Tackling leaks with cloth inserts. Are you using gCloth or a different cloth insert? The reason is because gCloth are specifically designed to fit inside the little gPants. They’re trim and don’t require any folding. They’ve heard from other parents who have used other brands of cloth inserts with success, and they think that’s great! Bottom line is they want you to have a functioning cloth diaper that’s easy on everybody. But! If you’re using a bulky cloth insert that requires a lot of folding, chances are it’s not going to fit inside the little gPants very well. It will add a lot of fill to the inside of the snap-in pouch and lift the trim of the pouch off of baby’s skin, breaking that oh-so-important seal. That’s one way leaks can happen. So. Please make sure that the cloth insert you’re using fits inside the snap-in pouch and does not compromise the seal.
Moving on. Let’s make sure your cloth inserts (they’ll assume they’re gCloth at this point) are at peak absorbency. If you begin to see a performance decrease in your gCloth or if you find your gCloth doesn’t smell so fresh, even after washing it’s time to strip them. Stripping cloth simply means you wash them in a way that removes build-up from detergent and/or diaper cream. It gets them back to absorbing the way they should, and helps tackle any ammonia smell.
gCloth inserts (or other cloth inserts) will not be quite as absorbent as their gRefills. It’s just the nature of cloth. Since babies are all different and require different diapering needs, you might need to adjust the frequency of diaper changes to accommodate the different level of absorbency. It would be on par to need to change a cloth diaper every 1-2 hours, and a gRefill every 2-3 hours. Some tips they’ve gotten from their gMums is to:
1. Use one gRefill and one gCloth for naps and overnight (use the gCloth beneath the gRefill)
2. One of their gMums coined the phrase “hemp sandwich”. She would use 2 gCloth inserts with the hemp sides facing each other and has great success with this method
3. Keep gRefills on hand for longer trips out of the house
Hopefully that will help you figure out those pesky leaks.
Cradle to Cradle certified.
gDiapers are the only diaper to be certified Cradle to Cradle. It's true! The only one. Cradle to Cradle accreditation comes from the earth-loving design principles of Bill McDonough and his firm, MBDC.
gRefills are 100% biodegradable.
It's a fact. gDiapers are 100% biodegradable diapers. Our gRefills have been tested to these standards by an independent laboratory. With options for disposal, gRefills mean no landfill is required.
Wet gRefills can be composted
Turn waste into a resource with compostable diapers.Wet-only gRefills can be home composted.
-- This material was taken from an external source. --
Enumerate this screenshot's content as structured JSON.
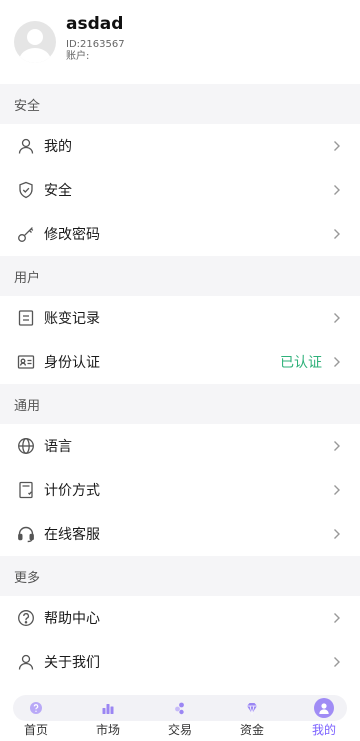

They break down fast, typically in 50-150 days. And even faster in commercial composts! From diaper to garden in the blink of an eye.
Rip, swish, flush.
Flushable diapers? Such a thing exists? Yes! But only here. Biodegradable gRefills are flushable in North America. Put poop where it belongs, down the toilet, not the garbage can. It's as simple as rip, swish, flush. Just follow the easy directions.
Plastic-free is better for everyone.
Disposable diapers are made of plastic. Even when they're paper-soft or brown instead of bleached white, the truth is, they're plastic. Which isn't good for the earth. And not good for baby. gRefills are plastic-free. Phew.
gDiapers was voted the 2010 Green America People's Choice Award for Green Business of the Year. It's an award! We're so honored.
She Knows Best
gDiapers earned the 2010 She Knows Best Parenting Award for Ec-friendly Green product.
gDiapers was voted in 2009 as Inhabitot's Best Green Baby Product. Flattered? Why, yes. Thank you!